Let $\eta$ be a continuous bounded function on $(0, \infty)^{2}$ so that $\eta(0,0)=1$. Let $A$ be a bounded operator on $\ell^{2}(\mathbb{Z}_{\geq 0})=\ell^{2}$ (by bounded operator I will always mean such an object) and let $A_{j,k}$ be its "matrix entries" with respect to the standard basis of $\ell^{2}$.

Suppose now that for any integer $N\geq 1$ and any bounded operator $A$, the infinite matrices $A^{(N)}$ with entries $$A^{(N)}_{j,k}=\eta(\frac{j}{N}, \frac{k}{N})A_{j,k}$$ form a uniformly bounded sequence, meaning that there exists $C>0$, independent of $N$, so that $$\|A^{(N)}\|_{op}\leq C \|A\|_{op},$$ where $\|\cdot\|_{op}$ denotes the usual operator norm.

It is very easy to show that under these assumptions, one can have uniform convergence of $A^{(N)}\to A$ as $N\to \infty$ (i.e. $\|A^{(N)}-A\|_{op}\to 0$) whenever $A$ is a finite matrix (as we have entrywise convergence). By density of the finite matrices and an $\varepsilon/3$-argument it is not so difficult to show that the same happens whenever we restrict to the ideal of compact operators.

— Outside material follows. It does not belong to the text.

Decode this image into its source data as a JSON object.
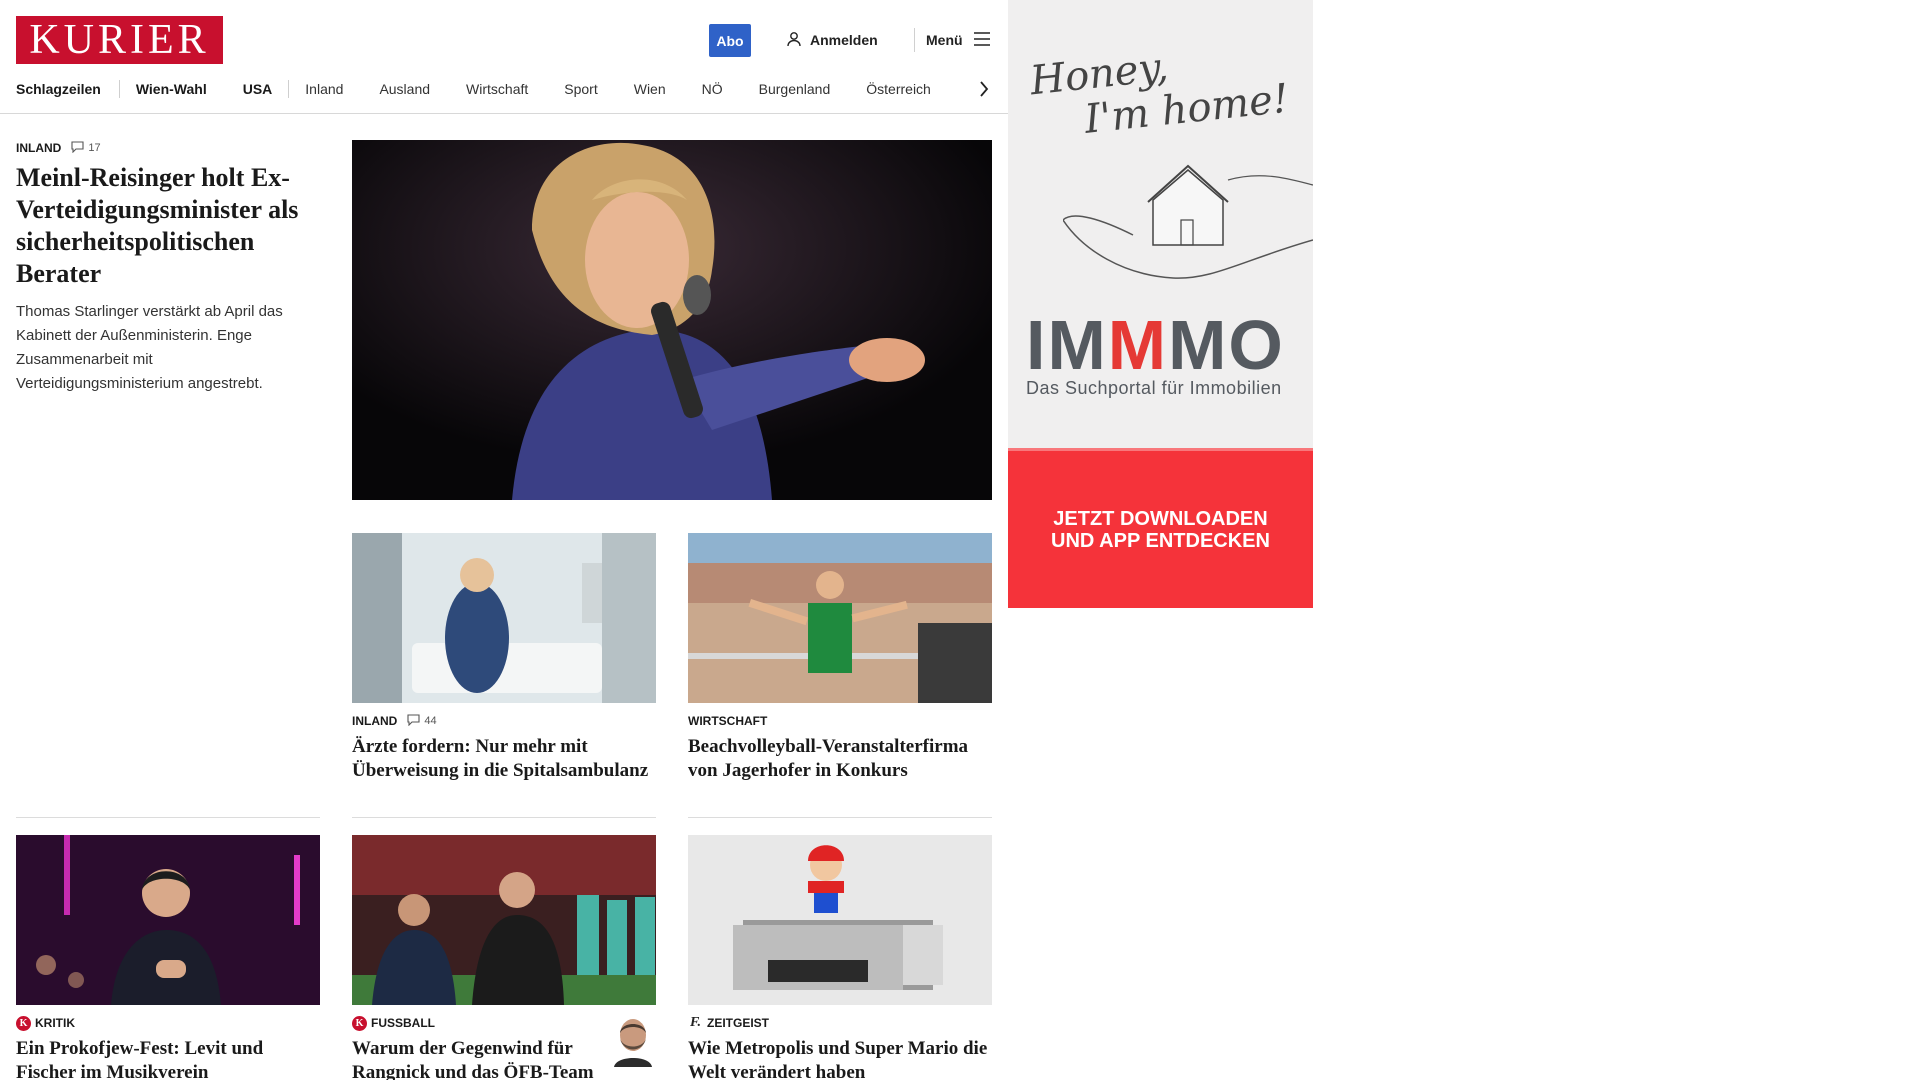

What can we say about the convergence of $A^{(N)}\to A$ for an infinite matrix? Of course, the best one can hope for, dropping the compactness of $A$, is convergence in the Strong Operator Topology, but I cannot find an argument that proves my statement. Any help would be appreciated!!!